SOURCE RECORDS:

= Beginning of Section =

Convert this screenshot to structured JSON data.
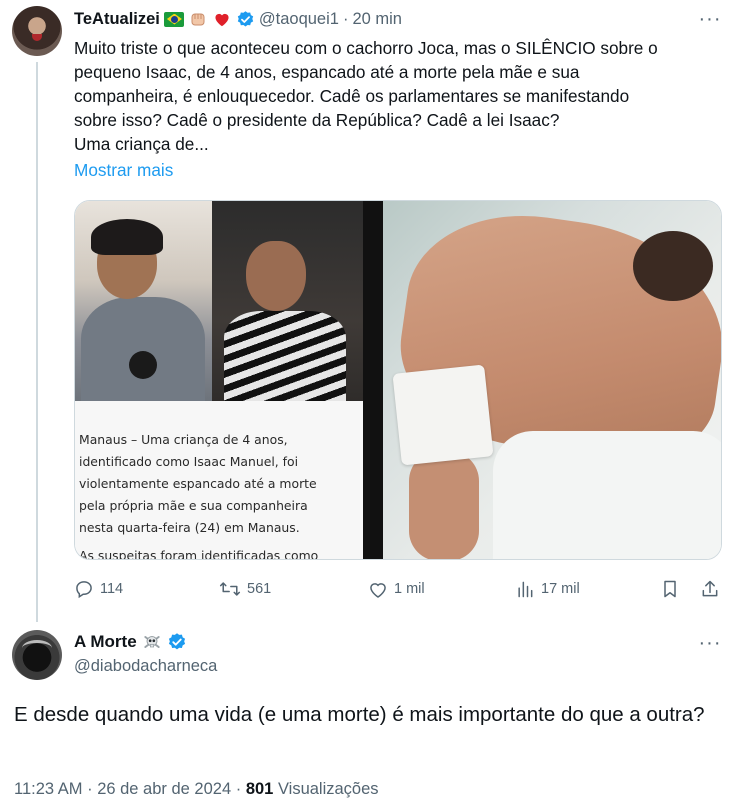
{
  "tweet1": {
    "author_name": "TeAtualizei",
    "emojis": [
      "flag-brazil-icon",
      "fist-icon",
      "red-heart-icon"
    ],
    "handle": "@taoquei1",
    "separator": "·",
    "time": "20 min",
    "text_lines": [
      "Muito triste o que aconteceu com o cachorro Joca, mas o SILÊNCIO sobre o",
      "pequeno Isaac, de 4 anos, espancado até a morte pela mãe e sua",
      "companheira, é enlouquecedor. Cadê os parlamentares se manifestando",
      "sobre isso? Cadê o presidente da República? Cadê a lei Isaac?",
      "Uma criança de..."
    ],
    "show_more": "Mostrar mais",
    "media_caption_lines": [
      "Manaus – Uma criança de 4 anos,",
      "identificado como Isaac Manuel, foi",
      "violentamente espancado até a morte",
      "pela própria mãe e sua companheira",
      "nesta quarta-feira (24) em Manaus."
    ],
    "media_caption_cut": "As suspeitas foram identificadas como",
    "actions": {
      "replies": "114",
      "reposts": "561",
      "likes": "1 mil",
      "views": "17 mil"
    }
  },
  "tweet2": {
    "author_name": "A Morte",
    "emojis": [
      "skull-crossbones-icon"
    ],
    "handle": "@diabodacharneca",
    "text": "E desde quando uma vida (e uma morte) é mais importante do que a outra?",
    "time": "11:23 AM",
    "date": "26 de abr de 2024",
    "views_count": "801",
    "views_label": "Visualizações",
    "separator": "·"
  },
  "colors": {
    "text": "#0f1419",
    "muted": "#536471",
    "link": "#1d9bf0",
    "verified": "#1d9bf0",
    "border": "#cfd9de"
  }
}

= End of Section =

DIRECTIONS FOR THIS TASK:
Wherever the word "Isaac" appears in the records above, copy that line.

OUTPUT:
      "pequeno Isaac, de 4 anos, espancado até a morte pela mãe e sua",
      "sobre isso? Cadê o presidente da República? Cadê a lei Isaac?",
      "identificado como Isaac Manuel, foi",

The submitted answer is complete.